Miami residents watch rescue crews work to remove victims from the debris. Michael Laughlin/South Florida Sun-Sentinel via AP
The president of Florida International University, Mark Rosenberg, speaks to reporters with Florida Gov. Rick Scott behind him. Rosenberg said FIU followed required processes during the bridge's construction and all contractors were certified by the state. Joe Raedle/Getty Images
A rescue dog and its handler work at the scene of the collapsed pedestrian bridge. At least six people were killed. Their identities were not immediately released as authorities worked to contact family members, Miami-Dade Police spokesman Alvaro Zabaleta said. Joe Raedle/Getty Images
Crews work at the scene. The structure's 950-ton main span had just been installed Saturday using an accelerated construction process meant in part to reduce the time that street traffic was halted. The bridge had been designed to withstand a Category 5 hurricane. Scott McIntyre for The Washington Post via Getty Images
Rescue teams look for victims in cars trapped in the rubble. Joe Raedle/Getty Images
Multiple agencies responded to the scene. A spokeswoman with Miami-Dade Fire Rescue told CNN there were multiple injuries. Roberto Koltun/The Miami Herald/AP
Candace Pridemore took this photo of the collapsed bridge. "I was sitting in a truck," she said. "We were pulled over to the side working. I looked over and there was a bridge coming down. I started screaming, 'It's going, it's going down.'" Courtesy Candice Pridemore
Police block a road near the collapsed bridge. ANTONI BELCHI/AFP/Getty Images

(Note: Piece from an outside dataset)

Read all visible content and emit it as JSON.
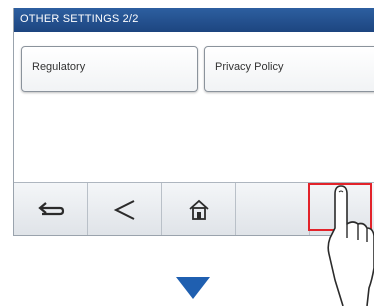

According to a fact sheet about the bridge on FIU's website, it cost $14.2 million to build and was funded as part of a $19.4 million grant from the US Department of Transportation. It was designed to withstand the strength of a Category 5 hurricane, the fact sheet said, and it was supposed to last for more than 100 years. Joe Raedle/Getty Images
Emergency personnel work at the scene. Daniel A. Varela/AP